*TASK GOAL*: Every line in the records below with the string "true" needs to be copied out.

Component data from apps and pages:
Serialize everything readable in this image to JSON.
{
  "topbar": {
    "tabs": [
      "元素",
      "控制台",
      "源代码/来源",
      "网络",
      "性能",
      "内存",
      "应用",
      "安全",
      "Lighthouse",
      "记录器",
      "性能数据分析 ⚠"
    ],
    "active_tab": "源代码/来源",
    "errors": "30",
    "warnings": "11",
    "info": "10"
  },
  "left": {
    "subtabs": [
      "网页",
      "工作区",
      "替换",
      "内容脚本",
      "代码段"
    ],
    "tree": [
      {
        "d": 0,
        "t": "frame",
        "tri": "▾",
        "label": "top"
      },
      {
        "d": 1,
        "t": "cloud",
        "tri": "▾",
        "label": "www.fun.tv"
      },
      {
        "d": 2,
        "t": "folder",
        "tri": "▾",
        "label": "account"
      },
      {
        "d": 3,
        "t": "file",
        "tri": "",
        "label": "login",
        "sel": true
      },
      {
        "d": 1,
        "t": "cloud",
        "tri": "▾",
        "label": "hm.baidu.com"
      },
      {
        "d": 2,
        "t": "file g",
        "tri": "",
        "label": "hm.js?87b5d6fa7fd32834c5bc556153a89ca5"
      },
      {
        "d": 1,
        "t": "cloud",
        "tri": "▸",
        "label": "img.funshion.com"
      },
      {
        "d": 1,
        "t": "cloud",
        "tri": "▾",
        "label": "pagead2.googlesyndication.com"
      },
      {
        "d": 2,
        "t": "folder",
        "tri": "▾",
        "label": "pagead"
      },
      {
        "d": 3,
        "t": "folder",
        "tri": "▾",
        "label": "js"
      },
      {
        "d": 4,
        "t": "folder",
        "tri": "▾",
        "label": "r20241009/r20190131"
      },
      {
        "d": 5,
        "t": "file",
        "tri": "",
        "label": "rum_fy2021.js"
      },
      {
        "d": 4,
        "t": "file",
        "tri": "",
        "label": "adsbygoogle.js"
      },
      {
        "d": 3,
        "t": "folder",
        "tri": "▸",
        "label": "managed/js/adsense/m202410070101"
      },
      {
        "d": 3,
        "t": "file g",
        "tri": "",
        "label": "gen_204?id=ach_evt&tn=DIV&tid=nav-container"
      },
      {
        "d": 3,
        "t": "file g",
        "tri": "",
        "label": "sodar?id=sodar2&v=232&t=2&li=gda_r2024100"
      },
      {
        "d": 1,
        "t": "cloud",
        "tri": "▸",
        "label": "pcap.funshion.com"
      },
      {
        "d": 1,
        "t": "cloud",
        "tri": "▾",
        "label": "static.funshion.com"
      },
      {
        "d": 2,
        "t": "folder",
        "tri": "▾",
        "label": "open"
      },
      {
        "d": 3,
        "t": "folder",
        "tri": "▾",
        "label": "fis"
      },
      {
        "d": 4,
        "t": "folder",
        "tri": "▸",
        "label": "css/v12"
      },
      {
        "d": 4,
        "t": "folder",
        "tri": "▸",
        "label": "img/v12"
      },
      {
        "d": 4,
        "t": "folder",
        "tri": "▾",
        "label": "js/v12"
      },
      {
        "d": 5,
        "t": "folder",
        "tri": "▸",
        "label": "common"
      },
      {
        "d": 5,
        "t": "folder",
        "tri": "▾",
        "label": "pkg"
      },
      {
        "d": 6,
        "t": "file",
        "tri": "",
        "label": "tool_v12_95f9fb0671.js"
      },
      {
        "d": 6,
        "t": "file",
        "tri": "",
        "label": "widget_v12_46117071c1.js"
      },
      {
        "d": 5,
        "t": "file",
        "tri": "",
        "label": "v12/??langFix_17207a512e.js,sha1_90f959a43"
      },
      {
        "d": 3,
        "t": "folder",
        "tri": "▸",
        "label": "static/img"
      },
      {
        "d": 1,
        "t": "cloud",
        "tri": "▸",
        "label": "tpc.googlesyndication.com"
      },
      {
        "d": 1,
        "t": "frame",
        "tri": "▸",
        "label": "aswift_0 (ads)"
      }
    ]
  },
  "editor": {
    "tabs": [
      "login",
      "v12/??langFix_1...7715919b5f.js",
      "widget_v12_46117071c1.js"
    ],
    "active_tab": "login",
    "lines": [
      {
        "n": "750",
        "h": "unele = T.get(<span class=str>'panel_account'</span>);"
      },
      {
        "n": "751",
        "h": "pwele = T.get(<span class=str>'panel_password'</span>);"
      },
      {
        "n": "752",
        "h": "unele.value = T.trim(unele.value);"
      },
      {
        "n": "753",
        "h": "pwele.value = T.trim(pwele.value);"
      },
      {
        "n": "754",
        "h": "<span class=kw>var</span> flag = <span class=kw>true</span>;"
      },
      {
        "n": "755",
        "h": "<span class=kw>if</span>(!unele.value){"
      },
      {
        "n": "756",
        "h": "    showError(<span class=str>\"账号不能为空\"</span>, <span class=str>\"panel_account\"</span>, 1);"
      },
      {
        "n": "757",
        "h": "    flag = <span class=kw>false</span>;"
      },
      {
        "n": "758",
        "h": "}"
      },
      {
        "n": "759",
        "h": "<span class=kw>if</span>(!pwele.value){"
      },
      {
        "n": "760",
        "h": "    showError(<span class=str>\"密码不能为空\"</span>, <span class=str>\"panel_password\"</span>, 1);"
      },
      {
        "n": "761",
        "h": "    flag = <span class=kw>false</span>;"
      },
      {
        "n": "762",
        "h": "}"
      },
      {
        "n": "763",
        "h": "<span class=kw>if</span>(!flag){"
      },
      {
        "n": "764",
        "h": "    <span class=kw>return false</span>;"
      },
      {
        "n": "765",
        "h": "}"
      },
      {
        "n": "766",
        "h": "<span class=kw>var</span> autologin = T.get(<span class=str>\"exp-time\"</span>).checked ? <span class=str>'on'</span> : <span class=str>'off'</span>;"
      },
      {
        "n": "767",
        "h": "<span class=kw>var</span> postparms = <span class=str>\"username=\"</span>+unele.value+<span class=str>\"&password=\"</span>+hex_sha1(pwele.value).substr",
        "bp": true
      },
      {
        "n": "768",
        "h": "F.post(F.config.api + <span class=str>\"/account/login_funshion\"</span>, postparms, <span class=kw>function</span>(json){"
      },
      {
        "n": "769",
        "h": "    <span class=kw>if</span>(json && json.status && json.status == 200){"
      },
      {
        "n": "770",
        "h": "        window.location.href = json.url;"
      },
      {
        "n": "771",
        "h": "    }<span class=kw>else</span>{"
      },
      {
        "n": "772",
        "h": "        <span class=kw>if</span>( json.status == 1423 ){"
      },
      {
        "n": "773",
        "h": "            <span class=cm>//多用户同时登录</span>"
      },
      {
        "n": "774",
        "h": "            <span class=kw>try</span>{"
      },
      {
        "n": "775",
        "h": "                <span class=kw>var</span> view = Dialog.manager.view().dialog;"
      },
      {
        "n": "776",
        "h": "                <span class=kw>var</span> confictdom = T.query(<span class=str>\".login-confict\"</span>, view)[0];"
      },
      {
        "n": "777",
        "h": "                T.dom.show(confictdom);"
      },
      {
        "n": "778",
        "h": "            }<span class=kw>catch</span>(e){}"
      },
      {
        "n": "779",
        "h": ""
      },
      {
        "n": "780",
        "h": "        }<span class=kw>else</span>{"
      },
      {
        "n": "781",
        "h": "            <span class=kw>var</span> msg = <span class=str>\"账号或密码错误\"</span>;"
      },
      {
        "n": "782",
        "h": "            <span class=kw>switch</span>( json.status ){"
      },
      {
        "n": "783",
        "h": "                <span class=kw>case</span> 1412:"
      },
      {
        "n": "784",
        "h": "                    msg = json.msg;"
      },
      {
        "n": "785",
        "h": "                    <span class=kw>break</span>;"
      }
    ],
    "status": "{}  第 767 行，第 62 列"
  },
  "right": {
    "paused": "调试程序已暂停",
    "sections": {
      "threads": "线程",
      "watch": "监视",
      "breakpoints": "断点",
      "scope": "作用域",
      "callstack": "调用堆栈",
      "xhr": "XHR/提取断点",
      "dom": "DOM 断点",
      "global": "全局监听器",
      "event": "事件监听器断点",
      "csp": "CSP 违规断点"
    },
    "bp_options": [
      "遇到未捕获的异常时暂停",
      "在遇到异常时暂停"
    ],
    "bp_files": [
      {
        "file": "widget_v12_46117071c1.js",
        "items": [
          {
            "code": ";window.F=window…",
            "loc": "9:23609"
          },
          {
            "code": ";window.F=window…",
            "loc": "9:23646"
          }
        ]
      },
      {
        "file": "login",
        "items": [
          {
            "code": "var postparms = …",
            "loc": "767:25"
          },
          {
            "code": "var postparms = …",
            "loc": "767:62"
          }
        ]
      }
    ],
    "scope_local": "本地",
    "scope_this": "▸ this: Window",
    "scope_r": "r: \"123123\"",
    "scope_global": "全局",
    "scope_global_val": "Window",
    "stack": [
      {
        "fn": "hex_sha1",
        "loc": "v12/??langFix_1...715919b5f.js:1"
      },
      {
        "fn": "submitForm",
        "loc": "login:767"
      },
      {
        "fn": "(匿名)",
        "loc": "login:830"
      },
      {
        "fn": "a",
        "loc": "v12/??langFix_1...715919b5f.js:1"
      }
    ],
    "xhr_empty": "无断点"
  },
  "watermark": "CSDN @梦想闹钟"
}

*RESPONSE TO THE TASK*:
        "sel": true
        "h": "<span class=kw>var</span> flag = <span class=kw>true</span>;"
        "bp": true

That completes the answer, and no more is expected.